**What to produce**
Reproduce all entries word for word.

(Source data)
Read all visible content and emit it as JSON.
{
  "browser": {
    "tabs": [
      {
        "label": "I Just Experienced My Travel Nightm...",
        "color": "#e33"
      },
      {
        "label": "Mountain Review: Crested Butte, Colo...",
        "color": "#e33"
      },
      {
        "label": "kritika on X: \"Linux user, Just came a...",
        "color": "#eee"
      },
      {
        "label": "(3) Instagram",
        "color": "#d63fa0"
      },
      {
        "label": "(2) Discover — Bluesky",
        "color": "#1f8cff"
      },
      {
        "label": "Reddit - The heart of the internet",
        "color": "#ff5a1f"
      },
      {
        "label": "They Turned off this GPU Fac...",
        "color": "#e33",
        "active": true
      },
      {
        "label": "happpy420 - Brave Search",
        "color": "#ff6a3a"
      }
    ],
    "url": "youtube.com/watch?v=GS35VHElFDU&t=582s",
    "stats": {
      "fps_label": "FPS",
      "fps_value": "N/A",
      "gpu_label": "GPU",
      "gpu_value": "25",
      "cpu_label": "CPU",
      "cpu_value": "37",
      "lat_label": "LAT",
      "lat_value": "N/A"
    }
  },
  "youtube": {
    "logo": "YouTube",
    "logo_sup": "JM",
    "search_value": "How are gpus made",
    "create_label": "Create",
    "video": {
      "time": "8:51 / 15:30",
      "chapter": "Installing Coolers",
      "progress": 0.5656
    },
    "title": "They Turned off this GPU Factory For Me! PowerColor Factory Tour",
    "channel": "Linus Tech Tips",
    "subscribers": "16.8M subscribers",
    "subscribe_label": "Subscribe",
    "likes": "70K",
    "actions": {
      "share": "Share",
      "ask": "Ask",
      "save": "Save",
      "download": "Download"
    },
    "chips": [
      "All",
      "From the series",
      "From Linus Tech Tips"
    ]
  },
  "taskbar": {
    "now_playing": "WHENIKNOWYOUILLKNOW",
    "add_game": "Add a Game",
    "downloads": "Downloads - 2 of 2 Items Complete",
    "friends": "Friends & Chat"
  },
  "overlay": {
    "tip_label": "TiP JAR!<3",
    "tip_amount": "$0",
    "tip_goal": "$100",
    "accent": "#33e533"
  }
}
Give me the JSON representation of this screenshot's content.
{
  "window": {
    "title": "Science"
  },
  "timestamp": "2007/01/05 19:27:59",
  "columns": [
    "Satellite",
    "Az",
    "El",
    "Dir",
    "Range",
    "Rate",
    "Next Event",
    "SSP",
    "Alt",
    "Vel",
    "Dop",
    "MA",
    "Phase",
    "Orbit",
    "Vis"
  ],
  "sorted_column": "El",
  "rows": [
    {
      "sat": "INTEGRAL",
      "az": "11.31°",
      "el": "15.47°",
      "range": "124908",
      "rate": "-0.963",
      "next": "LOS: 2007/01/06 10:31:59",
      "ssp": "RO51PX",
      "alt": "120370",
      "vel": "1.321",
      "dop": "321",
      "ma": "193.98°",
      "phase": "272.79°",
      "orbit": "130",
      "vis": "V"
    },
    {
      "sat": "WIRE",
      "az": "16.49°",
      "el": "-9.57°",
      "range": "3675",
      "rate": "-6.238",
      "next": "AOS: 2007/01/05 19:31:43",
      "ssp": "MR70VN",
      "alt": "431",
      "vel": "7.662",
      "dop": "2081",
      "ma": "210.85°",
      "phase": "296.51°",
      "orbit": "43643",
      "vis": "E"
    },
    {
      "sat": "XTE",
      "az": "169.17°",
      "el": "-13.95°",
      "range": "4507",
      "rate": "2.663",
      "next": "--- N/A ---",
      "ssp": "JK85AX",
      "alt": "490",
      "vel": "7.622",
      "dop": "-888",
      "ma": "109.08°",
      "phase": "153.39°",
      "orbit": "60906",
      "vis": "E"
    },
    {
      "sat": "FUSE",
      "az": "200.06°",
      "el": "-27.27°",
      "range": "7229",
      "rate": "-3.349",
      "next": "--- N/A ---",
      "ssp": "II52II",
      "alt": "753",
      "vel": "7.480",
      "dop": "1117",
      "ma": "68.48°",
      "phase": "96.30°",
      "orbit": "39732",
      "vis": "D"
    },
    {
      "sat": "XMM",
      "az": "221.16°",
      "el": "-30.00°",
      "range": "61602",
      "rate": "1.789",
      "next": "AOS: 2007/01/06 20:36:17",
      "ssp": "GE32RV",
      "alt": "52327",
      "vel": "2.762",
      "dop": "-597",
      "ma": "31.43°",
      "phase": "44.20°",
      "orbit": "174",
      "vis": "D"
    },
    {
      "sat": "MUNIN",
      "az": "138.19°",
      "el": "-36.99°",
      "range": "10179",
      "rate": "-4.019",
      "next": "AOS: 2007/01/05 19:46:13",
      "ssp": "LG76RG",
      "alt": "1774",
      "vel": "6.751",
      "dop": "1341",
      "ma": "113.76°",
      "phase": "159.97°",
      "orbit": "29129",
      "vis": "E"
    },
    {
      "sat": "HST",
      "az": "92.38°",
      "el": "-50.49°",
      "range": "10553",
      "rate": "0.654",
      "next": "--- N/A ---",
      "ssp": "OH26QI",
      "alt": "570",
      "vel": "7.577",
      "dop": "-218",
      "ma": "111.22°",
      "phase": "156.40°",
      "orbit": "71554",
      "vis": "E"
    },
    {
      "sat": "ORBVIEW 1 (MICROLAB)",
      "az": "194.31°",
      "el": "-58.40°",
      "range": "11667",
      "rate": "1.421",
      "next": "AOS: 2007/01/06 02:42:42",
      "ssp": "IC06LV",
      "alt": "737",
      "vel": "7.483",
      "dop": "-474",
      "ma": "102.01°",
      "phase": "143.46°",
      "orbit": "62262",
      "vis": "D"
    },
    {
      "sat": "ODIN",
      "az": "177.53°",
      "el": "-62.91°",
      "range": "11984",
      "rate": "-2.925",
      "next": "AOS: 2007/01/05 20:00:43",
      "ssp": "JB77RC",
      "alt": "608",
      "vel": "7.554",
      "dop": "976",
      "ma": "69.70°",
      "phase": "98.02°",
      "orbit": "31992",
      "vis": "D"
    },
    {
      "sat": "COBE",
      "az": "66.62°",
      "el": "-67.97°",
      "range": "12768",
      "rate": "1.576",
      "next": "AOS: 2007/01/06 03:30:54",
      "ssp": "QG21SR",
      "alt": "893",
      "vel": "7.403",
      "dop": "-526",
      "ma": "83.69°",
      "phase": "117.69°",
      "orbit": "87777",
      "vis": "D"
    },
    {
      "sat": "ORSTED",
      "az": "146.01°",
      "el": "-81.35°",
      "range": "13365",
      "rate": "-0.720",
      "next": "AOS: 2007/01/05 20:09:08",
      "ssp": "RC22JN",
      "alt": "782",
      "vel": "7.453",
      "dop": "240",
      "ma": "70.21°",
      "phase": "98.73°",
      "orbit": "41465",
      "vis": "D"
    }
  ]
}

**Expected answer**
Read all visible content and emit it as JSON.
{
  "browser": {
    "tabs": [
      {
        "label": "I Just Experienced My Travel Nightm...",
        "color": "#e33"
      },
      {
        "label": "Mountain Review: Crested Butte, Colo...",
        "color": "#e33"
      },
      {
        "label": "kritika on X: \"Linux user, Just came a...",
        "color": "#eee"
      },
      {
        "label": "(3) Instagram",
        "color": "#d63fa0"
      },
      {
        "label": "(2) Discover — Bluesky",
        "color": "#1f8cff"
      },
      {
        "label": "Reddit - The heart of the internet",
        "color": "#ff5a1f"
      },
      {
        "label": "They Turned off this GPU Fac...",
        "color": "#e33",
        "active": true
      },
      {
        "label": "happpy420 - Brave Search",
        "color": "#ff6a3a"
      }
    ],
    "url": "youtube.com/watch?v=GS35VHElFDU&t=582s",
    "stats": {
      "fps_label": "FPS",
      "fps_value": "N/A",
      "gpu_label": "GPU",
      "gpu_value": "25",
      "cpu_label": "CPU",
      "cpu_value": "37",
      "lat_label": "LAT",
      "lat_value": "N/A"
    }
  },
  "youtube": {
    "logo": "YouTube",
    "logo_sup": "JM",
    "search_value": "How are gpus made",
    "create_label": "Create",
    "video": {
      "time": "8:51 / 15:30",
      "chapter": "Installing Coolers",
      "progress": 0.5656
    },
    "title": "They Turned off this GPU Factory For Me! PowerColor Factory Tour",
    "channel": "Linus Tech Tips",
    "subscribers": "16.8M subscribers",
    "subscribe_label": "Subscribe",
    "likes": "70K",
    "actions": {
      "share": "Share",
      "ask": "Ask",
      "save": "Save",
      "download": "Download"
    },
    "chips": [
      "All",
      "From the series",
      "From Linus Tech Tips"
    ]
  },
  "taskbar": {
    "now_playing": "WHENIKNOWYOUILLKNOW",
    "add_game": "Add a Game",
    "downloads": "Downloads - 2 of 2 Items Complete",
    "friends": "Friends & Chat"
  },
  "overlay": {
    "tip_label": "TiP JAR!<3",
    "tip_amount": "$0",
    "tip_goal": "$100",
    "accent": "#33e533"
  }
}
Give me the JSON representation of this screenshot's content.
{
  "window": {
    "title": "Science"
  },
  "timestamp": "2007/01/05 19:27:59",
  "columns": [
    "Satellite",
    "Az",
    "El",
    "Dir",
    "Range",
    "Rate",
    "Next Event",
    "SSP",
    "Alt",
    "Vel",
    "Dop",
    "MA",
    "Phase",
    "Orbit",
    "Vis"
  ],
  "sorted_column": "El",
  "rows": [
    {
      "sat": "INTEGRAL",
      "az": "11.31°",
      "el": "15.47°",
      "range": "124908",
      "rate": "-0.963",
      "next": "LOS: 2007/01/06 10:31:59",
      "ssp": "RO51PX",
      "alt": "120370",
      "vel": "1.321",
      "dop": "321",
      "ma": "193.98°",
      "phase": "272.79°",
      "orbit": "130",
      "vis": "V"
    },
    {
      "sat": "WIRE",
      "az": "16.49°",
      "el": "-9.57°",
      "range": "3675",
      "rate": "-6.238",
      "next": "AOS: 2007/01/05 19:31:43",
      "ssp": "MR70VN",
      "alt": "431",
      "vel": "7.662",
      "dop": "2081",
      "ma": "210.85°",
      "phase": "296.51°",
      "orbit": "43643",
      "vis": "E"
    },
    {
      "sat": "XTE",
      "az": "169.17°",
      "el": "-13.95°",
      "range": "4507",
      "rate": "2.663",
      "next": "--- N/A ---",
      "ssp": "JK85AX",
      "alt": "490",
      "vel": "7.622",
      "dop": "-888",
      "ma": "109.08°",
      "phase": "153.39°",
      "orbit": "60906",
      "vis": "E"
    },
    {
      "sat": "FUSE",
      "az": "200.06°",
      "el": "-27.27°",
      "range": "7229",
      "rate": "-3.349",
      "next": "--- N/A ---",
      "ssp": "II52II",
      "alt": "753",
      "vel": "7.480",
      "dop": "1117",
      "ma": "68.48°",
      "phase": "96.30°",
      "orbit": "39732",
      "vis": "D"
    },
    {
      "sat": "XMM",
      "az": "221.16°",
      "el": "-30.00°",
      "range": "61602",
      "rate": "1.789",
      "next": "AOS: 2007/01/06 20:36:17",
      "ssp": "GE32RV",
      "alt": "52327",
      "vel": "2.762",
      "dop": "-597",
      "ma": "31.43°",
      "phase": "44.20°",
      "orbit": "174",
      "vis": "D"
    },
    {
      "sat": "MUNIN",
      "az": "138.19°",
      "el": "-36.99°",
      "range": "10179",
      "rate": "-4.019",
      "next": "AOS: 2007/01/05 19:46:13",
      "ssp": "LG76RG",
      "alt": "1774",
      "vel": "6.751",
      "dop": "1341",
      "ma": "113.76°",
      "phase": "159.97°",
      "orbit": "29129",
      "vis": "E"
    },
    {
      "sat": "HST",
      "az": "92.38°",
      "el": "-50.49°",
      "range": "10553",
      "rate": "0.654",
      "next": "--- N/A ---",
      "ssp": "OH26QI",
      "alt": "570",
      "vel": "7.577",
      "dop": "-218",
      "ma": "111.22°",
      "phase": "156.40°",
      "orbit": "71554",
      "vis": "E"
    },
    {
      "sat": "ORBVIEW 1 (MICROLAB)",
      "az": "194.31°",
      "el": "-58.40°",
      "range": "11667",
      "rate": "1.421",
      "next": "AOS: 2007/01/06 02:42:42",
      "ssp": "IC06LV",
      "alt": "737",
      "vel": "7.483",
      "dop": "-474",
      "ma": "102.01°",
      "phase": "143.46°",
      "orbit": "62262",
      "vis": "D"
    },
    {
      "sat": "ODIN",
      "az": "177.53°",
      "el": "-62.91°",
      "range": "11984",
      "rate": "-2.925",
      "next": "AOS: 2007/01/05 20:00:43",
      "ssp": "JB77RC",
      "alt": "608",
      "vel": "7.554",
      "dop": "976",
      "ma": "69.70°",
      "phase": "98.02°",
      "orbit": "31992",
      "vis": "D"
    },
    {
      "sat": "COBE",
      "az": "66.62°",
      "el": "-67.97°",
      "range": "12768",
      "rate": "1.576",
      "next": "AOS: 2007/01/06 03:30:54",
      "ssp": "QG21SR",
      "alt": "893",
      "vel": "7.403",
      "dop": "-526",
      "ma": "83.69°",
      "phase": "117.69°",
      "orbit": "87777",
      "vis": "D"
    },
    {
      "sat": "ORSTED",
      "az": "146.01°",
      "el": "-81.35°",
      "range": "13365",
      "rate": "-0.720",
      "next": "AOS: 2007/01/05 20:09:08",
      "ssp": "RC22JN",
      "alt": "782",
      "vel": "7.453",
      "dop": "240",
      "ma": "70.21°",
      "phase": "98.73°",
      "orbit": "41465",
      "vis": "D"
    }
  ]
}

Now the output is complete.